## [Problem statement]
Your response should contain every line from the data below that holds the string "BPJS".

------------------------

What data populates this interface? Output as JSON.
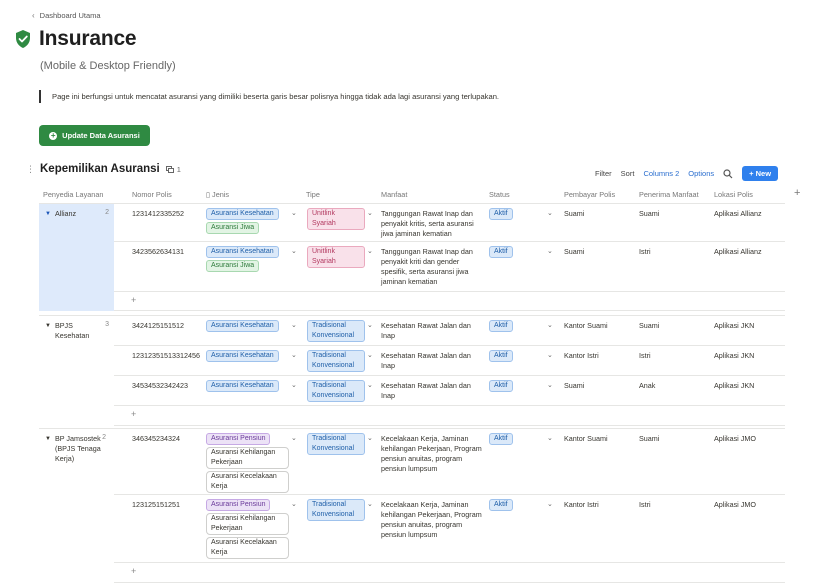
{
  "breadcrumb": "Dashboard Utama",
  "title": "Insurance",
  "subtitle": "(Mobile & Desktop Friendly)",
  "description": "Page ini berfungsi untuk mencatat asuransi yang dimiliki beserta garis besar polisnya hingga tidak ada lagi asuransi yang terlupakan.",
  "update_button": "Update Data Asuransi",
  "database": {
    "title": "Kepemilikan Asuransi",
    "linked_count": "1",
    "toolbar": {
      "filter": "Filter",
      "sort": "Sort",
      "columns": "Columns 2",
      "options": "Options",
      "new": "+ New"
    },
    "headers": [
      "Penyedia Layanan",
      "Nomor Polis",
      "Jenis",
      "Tipe",
      "Manfaat",
      "Status",
      "Pembayar Polis",
      "Penerima Manfaat",
      "Lokasi Polis"
    ],
    "add_column": "+",
    "add_row": "+",
    "groups": [
      {
        "name": "Allianz",
        "count": "2",
        "rows": [
          {
            "nomor": "1231412335252",
            "jenis": [
              "Asuransi Kesehatan",
              "Asuransi Jiwa"
            ],
            "tipe": [
              "Unitlink Syariah"
            ],
            "manfaat": "Tanggungan Rawat Inap dan penyakit kritis, serta asuransi jiwa jaminan kematian",
            "status": "Aktif",
            "pembayar": "Suami",
            "penerima": "Suami",
            "lokasi": "Aplikasi Allianz"
          },
          {
            "nomor": "3423562634131",
            "jenis": [
              "Asuransi Kesehatan",
              "Asuransi Jiwa"
            ],
            "tipe": [
              "Unitlink Syariah"
            ],
            "manfaat": "Tanggungan Rawat Inap dan penyakit kriti dan gender spesifik, serta asuransi jiwa jaminan kematian",
            "status": "Aktif",
            "pembayar": "Suami",
            "penerima": "Istri",
            "lokasi": "Aplikasi Allianz"
          }
        ]
      },
      {
        "name": "BPJS Kesehatan",
        "count": "3",
        "rows": [
          {
            "nomor": "3424125151512",
            "jenis": [
              "Asuransi Kesehatan"
            ],
            "tipe": [
              "Tradisional Konvensional"
            ],
            "manfaat": "Kesehatan Rawat Jalan dan Inap",
            "status": "Aktif",
            "pembayar": "Kantor Suami",
            "penerima": "Suami",
            "lokasi": "Aplikasi JKN"
          },
          {
            "nomor": "12312351513312456",
            "jenis": [
              "Asuransi Kesehatan"
            ],
            "tipe": [
              "Tradisional Konvensional"
            ],
            "manfaat": "Kesehatan Rawat Jalan dan Inap",
            "status": "Aktif",
            "pembayar": "Kantor Istri",
            "penerima": "Istri",
            "lokasi": "Aplikasi JKN"
          },
          {
            "nomor": "34534532342423",
            "jenis": [
              "Asuransi Kesehatan"
            ],
            "tipe": [
              "Tradisional Konvensional"
            ],
            "manfaat": "Kesehatan Rawat Jalan dan Inap",
            "status": "Aktif",
            "pembayar": "Suami",
            "penerima": "Anak",
            "lokasi": "Aplikasi JKN"
          }
        ]
      },
      {
        "name": "BP Jamsostek (BPJS Tenaga Kerja)",
        "count": "2",
        "rows": [
          {
            "nomor": "346345234324",
            "jenis": [
              "Asuransi Pensiun",
              "Asuransi Kehilangan Pekerjaan",
              "Asuransi Kecelakaan Kerja"
            ],
            "tipe": [
              "Tradisional Konvensional"
            ],
            "manfaat": "Kecelakaan Kerja, Jaminan kehilangan Pekerjaan, Program pensiun anuitas, program pensiun lumpsum",
            "status": "Aktif",
            "pembayar": "Kantor Suami",
            "penerima": "Suami",
            "lokasi": "Aplikasi JMO"
          },
          {
            "nomor": "123125151251",
            "jenis": [
              "Asuransi Pensiun",
              "Asuransi Kehilangan Pekerjaan",
              "Asuransi Kecelakaan Kerja"
            ],
            "tipe": [
              "Tradisional Konvensional"
            ],
            "manfaat": "Kecelakaan Kerja, Jaminan kehilangan Pekerjaan, Program pensiun anuitas, program pensiun lumpsum",
            "status": "Aktif",
            "pembayar": "Kantor Istri",
            "penerima": "Istri",
            "lokasi": "Aplikasi JMO"
          }
        ]
      }
    ]
  },
  "colors": {
    "accent_green": "#2f8a42",
    "accent_blue": "#2f80ed",
    "group_selected": "#deeafb"
  }
}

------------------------

## [Task solution]
        "name": "BPJS Kesehatan",
        "name": "BP Jamsostek (BPJS Tenaga Kerja)",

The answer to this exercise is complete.